I also want to wrap up on this note, the other day, I was trying to build some habits in my day. And it was making me more exhausted by building these habits than just like continuing on with my old habits. Even if my old habits were not necessarily the best thing long term, a very good friend reminded me that our brains are built so that anything 10% different from what we're currently doing, our brain sort of like sounds an alarm and goes like ding ding ding "this is super different, are you sure you want to do this"? And that's why making small little habits and like, small little changes to your life is so important and will last a lot longer. And it's a lot easier to build habits that are very, very tiny, tiny, tiny built on top of each other. And again, that's because your brain is not sounding the alarm going "holy shit, she's trying to like, change your whole life". It's just like, "okay, we're just making small little micro changes" which will not add you know, like extra energy and extra, you know, pressure on our brain. That's really what I want to leave with you, is the importance of being kind to yourself.

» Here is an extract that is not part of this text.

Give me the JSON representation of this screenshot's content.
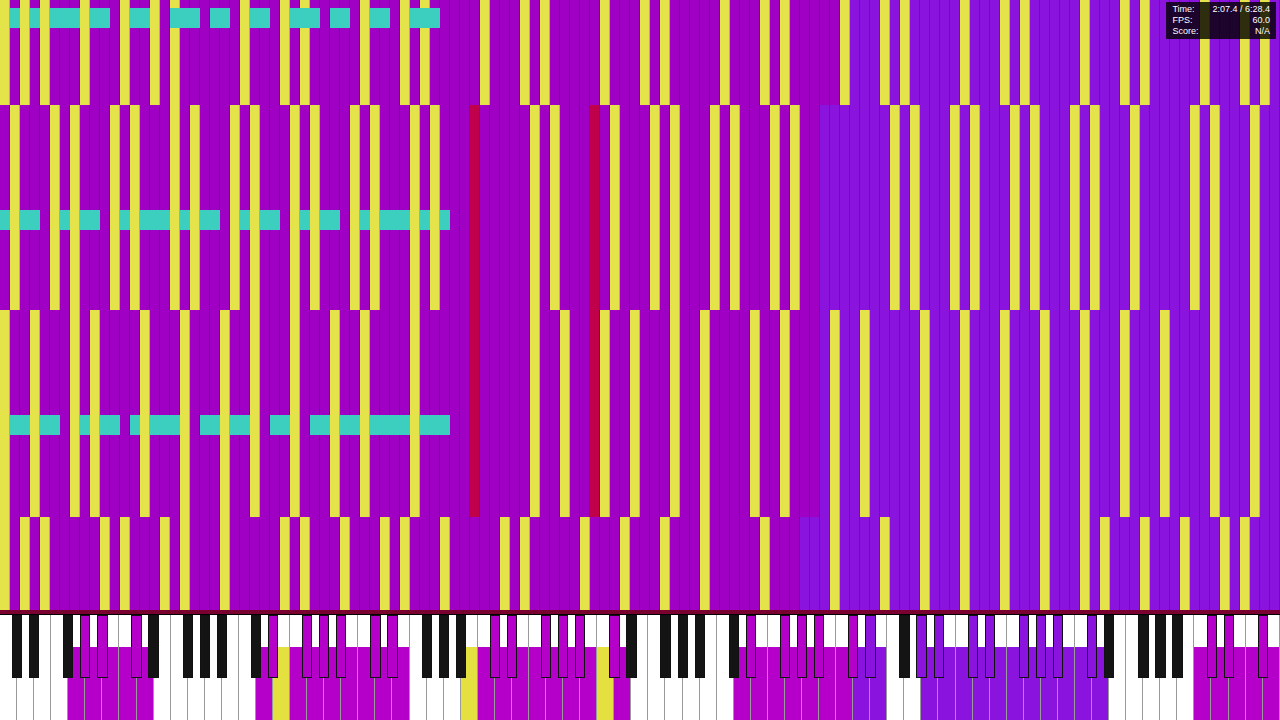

If you are building a new routine right now, if you are building new habits, if you are trying to do something in order to pull yourself out of a darkness or work on improving yourself or examining yourself in some way, just be kind to yourself and and treat yourself with grace because it's so important.

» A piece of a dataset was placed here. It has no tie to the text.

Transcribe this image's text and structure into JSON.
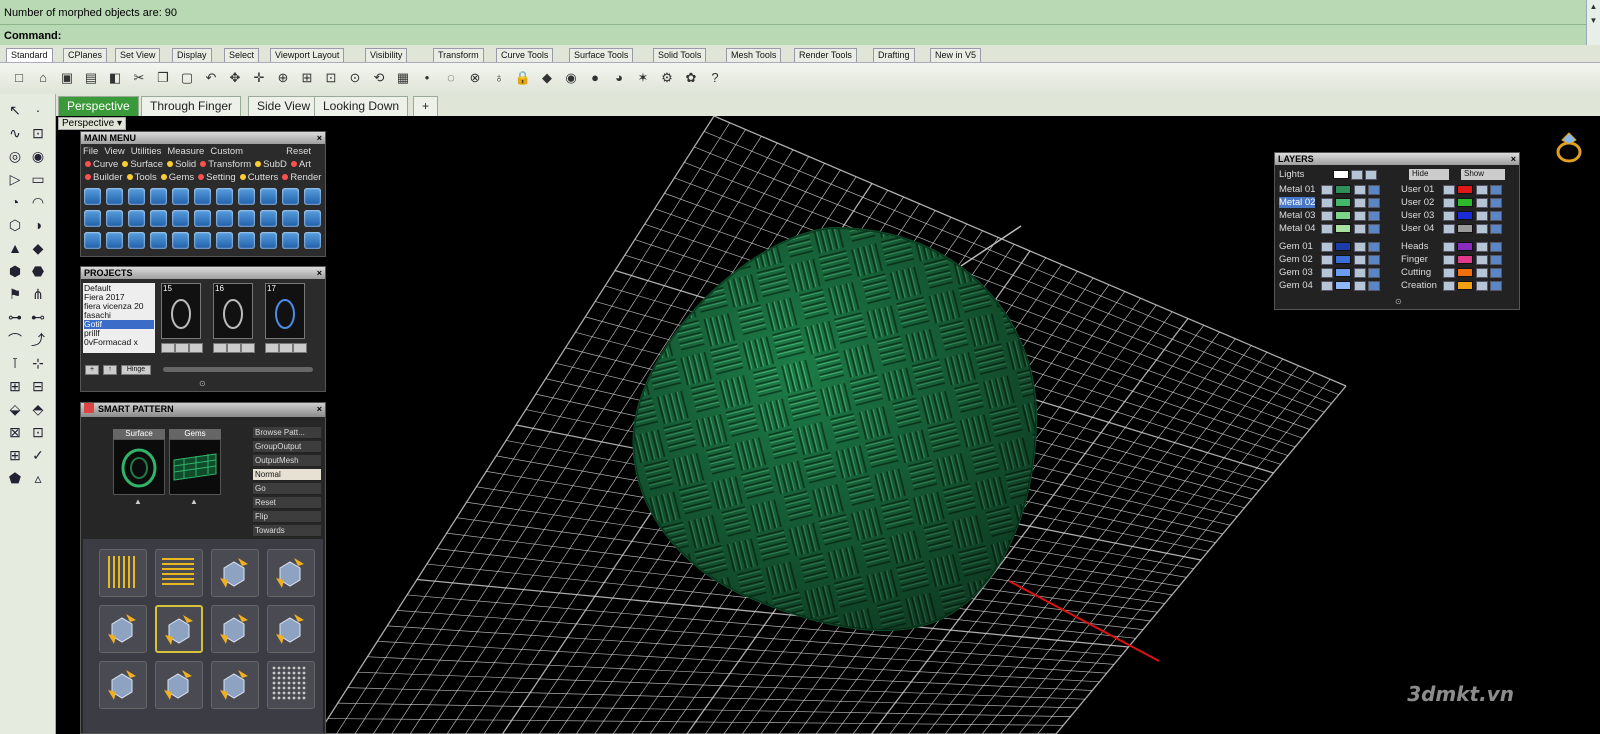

I'm going to leave you with a homework assignment today. This was recommended by another brilliant friend. I have so many brilliant friends around me I'm so, I feel so very lucky. This friend wrote this on her Instagram the other day, and I absolutely loved it. And what she said was to write down every night three things throughout her day that made her happy, and three things throughout her day that were maybe not so great that made her unhappy that made her anxious that made her angry, three things that were had a positive impact on her life and three things that had a not so positive impact on her day and just track that for a week. And you will start to see the things that show up on your positive list and the things that show up on your negative list and you'll start to then build habits out of the things that make you happy and maybe let go of some of the habits that are not serving you. And that's something that I think is just so important. Like, there's so - our brains again are like so complex and so incredible and so amazing. And I think that there's some real benefit in studying ourselves, you know, tracking your feelings, write down these three, these positives and these three negatives and then see what you determine from that. I think that there's a real real value in getting to know ourselves better in that way.
So again, thank you so much for joining me for another episode of More Than You See. Please send me a voice message if you want to contribute to a upcoming episode. Please rate and review and share this podcast. The more that you share, the more that other people can find this podcast. I just so love being able to share the importance of mental health as much as possible with you all. Be kind to yourself, whether you are building new habits, maintaining habits, be kind to yourself, let's practice self love. And this is your reminder that we are all more than you see. Thank you so much. I will see you next week.